The Nakba, or catastrophe, refers to the events of 1948 when the Arabs and Israelis fought a war. The Arabs lost, the state of Israel was born, and hundreds of thousands of Palestinians fled or were expelled from their homes and became a people of a diaspora, living even today as refugees here and across the Middle East.
(Excerpt) Read more at washingtonpost.com ...
Radical muslim fanatics take a trip to the Vatican?
It may have been a decent gesture, to the man’s credit.
But given the response it generated, it is clear that Israel still needs to move the enemy within, OUT, and stop delaying what is quite apparently the inevitable ...
Most likely celebrating the murder of Jews by their surrogates, the Nazis.
I’m thinking Dajani is that moderate Muslim everyone keeps talking about. I give him a snowball’s chance ... of reaching old age.
This shows the tolerance of Muslims. They have the same amount of tolerance for different viewpoints as the dims do.
Cheering, grinning & waving their Arabic copies of Mein Kampf.
If that prof declares, “we went there to laugh at the slaughter of the Jews!!”, he’ll get off.
He could say they were looking for tips for dealing with Jews when they take over Israel.
Professor Mohammed S. Dajani took 27 Palestinian college students to visit the former Auschwitz Nazi concentration camp in Poland a few weeks ago as part of a project designed to teach empathy and tolerance. Upon his return, his university disowned the trip, his fellow Palestinians branded him a traitor and friends advised a quick vacation abroad.And of course, the koranimal agitprop generator claimed that Jews, instead of the German gov't, paid for the trip. The slimy weasel words in the article spin the 1948 War of Independence by ignoring the fact that the ARABS rejected the more-than-fair division of the land -- the original two-state solution -- and furthermore still do.
If youd like to be on or off, please FR mail me.
Leaving aside that the Nakba referred to the refusal of France to allow South Syrians to return to Syria after the San Remo agreement which amongst other things established an Arab state, Jordan, in the Jewish Homeland, the professor should follow the advice to take a long trip abroad.

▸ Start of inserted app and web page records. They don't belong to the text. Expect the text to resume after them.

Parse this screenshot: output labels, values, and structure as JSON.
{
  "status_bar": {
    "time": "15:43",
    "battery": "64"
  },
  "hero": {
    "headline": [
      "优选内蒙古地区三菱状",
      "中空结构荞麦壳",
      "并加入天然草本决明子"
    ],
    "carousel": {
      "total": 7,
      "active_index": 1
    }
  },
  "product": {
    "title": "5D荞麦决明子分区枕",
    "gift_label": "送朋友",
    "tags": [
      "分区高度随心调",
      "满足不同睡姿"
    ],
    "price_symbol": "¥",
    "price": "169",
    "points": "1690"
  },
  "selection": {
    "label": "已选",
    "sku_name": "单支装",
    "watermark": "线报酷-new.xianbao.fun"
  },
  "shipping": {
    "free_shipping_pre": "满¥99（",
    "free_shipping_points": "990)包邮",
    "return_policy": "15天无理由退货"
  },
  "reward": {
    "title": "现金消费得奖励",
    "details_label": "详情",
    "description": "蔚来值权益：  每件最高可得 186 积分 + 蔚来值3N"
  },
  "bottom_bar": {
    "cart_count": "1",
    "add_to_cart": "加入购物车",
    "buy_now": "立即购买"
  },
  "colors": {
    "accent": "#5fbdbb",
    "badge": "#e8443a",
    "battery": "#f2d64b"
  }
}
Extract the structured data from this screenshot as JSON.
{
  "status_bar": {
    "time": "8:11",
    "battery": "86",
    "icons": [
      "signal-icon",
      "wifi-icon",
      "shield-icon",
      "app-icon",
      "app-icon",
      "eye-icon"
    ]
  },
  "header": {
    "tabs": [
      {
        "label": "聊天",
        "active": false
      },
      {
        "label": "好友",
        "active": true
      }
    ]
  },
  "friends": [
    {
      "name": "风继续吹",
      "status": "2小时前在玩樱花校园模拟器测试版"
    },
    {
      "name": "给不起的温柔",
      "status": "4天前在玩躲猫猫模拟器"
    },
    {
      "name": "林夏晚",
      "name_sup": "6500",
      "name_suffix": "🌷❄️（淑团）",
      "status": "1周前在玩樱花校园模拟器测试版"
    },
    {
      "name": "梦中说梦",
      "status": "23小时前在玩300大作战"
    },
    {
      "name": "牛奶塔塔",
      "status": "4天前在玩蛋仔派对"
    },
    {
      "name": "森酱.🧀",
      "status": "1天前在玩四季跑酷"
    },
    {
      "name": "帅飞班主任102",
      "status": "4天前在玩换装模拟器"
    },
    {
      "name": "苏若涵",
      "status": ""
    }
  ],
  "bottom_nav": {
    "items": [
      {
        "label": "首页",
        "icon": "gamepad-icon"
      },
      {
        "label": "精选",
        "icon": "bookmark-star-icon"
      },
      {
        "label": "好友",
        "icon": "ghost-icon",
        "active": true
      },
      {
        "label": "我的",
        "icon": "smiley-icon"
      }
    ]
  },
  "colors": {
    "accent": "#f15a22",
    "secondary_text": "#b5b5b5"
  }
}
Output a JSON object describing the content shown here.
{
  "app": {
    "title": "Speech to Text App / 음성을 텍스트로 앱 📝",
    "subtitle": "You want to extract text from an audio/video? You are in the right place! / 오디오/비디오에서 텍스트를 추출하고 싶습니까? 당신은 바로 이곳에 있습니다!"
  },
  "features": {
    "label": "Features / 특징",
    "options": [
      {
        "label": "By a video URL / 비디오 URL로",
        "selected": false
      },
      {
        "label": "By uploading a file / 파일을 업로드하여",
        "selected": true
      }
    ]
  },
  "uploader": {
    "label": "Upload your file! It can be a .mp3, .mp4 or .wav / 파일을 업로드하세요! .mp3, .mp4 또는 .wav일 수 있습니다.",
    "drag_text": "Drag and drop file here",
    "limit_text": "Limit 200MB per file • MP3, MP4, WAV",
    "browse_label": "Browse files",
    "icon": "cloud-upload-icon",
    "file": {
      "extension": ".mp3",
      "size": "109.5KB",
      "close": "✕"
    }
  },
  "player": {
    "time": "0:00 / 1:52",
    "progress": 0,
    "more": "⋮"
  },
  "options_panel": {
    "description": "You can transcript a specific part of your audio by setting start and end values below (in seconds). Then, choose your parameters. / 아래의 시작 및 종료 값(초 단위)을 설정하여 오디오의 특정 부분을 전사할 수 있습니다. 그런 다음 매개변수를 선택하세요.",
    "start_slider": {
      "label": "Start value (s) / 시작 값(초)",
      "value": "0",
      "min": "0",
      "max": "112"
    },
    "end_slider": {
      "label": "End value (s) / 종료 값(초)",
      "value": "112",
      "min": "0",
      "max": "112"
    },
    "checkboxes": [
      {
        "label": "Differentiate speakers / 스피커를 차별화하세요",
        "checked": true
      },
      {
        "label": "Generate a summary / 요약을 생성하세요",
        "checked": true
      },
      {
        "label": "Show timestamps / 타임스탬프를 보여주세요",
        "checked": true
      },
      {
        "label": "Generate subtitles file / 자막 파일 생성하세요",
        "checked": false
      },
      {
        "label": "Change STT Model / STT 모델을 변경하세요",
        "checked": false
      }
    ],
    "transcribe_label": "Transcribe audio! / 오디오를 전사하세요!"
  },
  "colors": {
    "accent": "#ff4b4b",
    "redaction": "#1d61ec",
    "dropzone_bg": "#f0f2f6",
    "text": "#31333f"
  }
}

The WaPo writer of the posted article is engaging in some revisionist history here. Israel was born before "the Arabs and Israelis fought a war," being declared a new Jewish state by a UN resolution which partitioned the British mandate of Palestine into Israel and Transjordan. However, a group of Arab states, refusing to recognize the UN action, militarily attacked the newborn Israel, which resulted in the war referred to in the article (known as the War for Independence in Israeli history).
As for "hundreds of thousands of Palestinians fled or were expelled from their homes," those in that category were sworn enemies of the new state and could not have lived peacefully in coexistence. They should more properly be referred to as "Palestinian ARABS."
A Palestinian "diaspora"? I beg to differ. "Diaspora refers to a group of people of a particular ethnic grouping which has or had a natural homeland to which that people were once attached, now living outside that homeland for whatever reason. Since the Palestinian ARABS referred to never had a state nor a natural homeland throughout their relatively brief history, the term "diaspora" is inappropriate to their circumstances. (Historically, "Diaspora" has referred principally to Greeks, Jews, and perhaps Chinese.)
Now the million dollar question: What was the current German government possibly thinking when it paid for this Palestinian ARAB student trip to Auschwitz? There might be several possible ways to look at this from the German perspective.
Teach tolerance? Empathy? Good luck.
Let's not forget Kerry's recent statement that just because the arabs refuse to accept Israel's right to exist is no reason for Israel not to negotiate for peace with those who seek her destruction.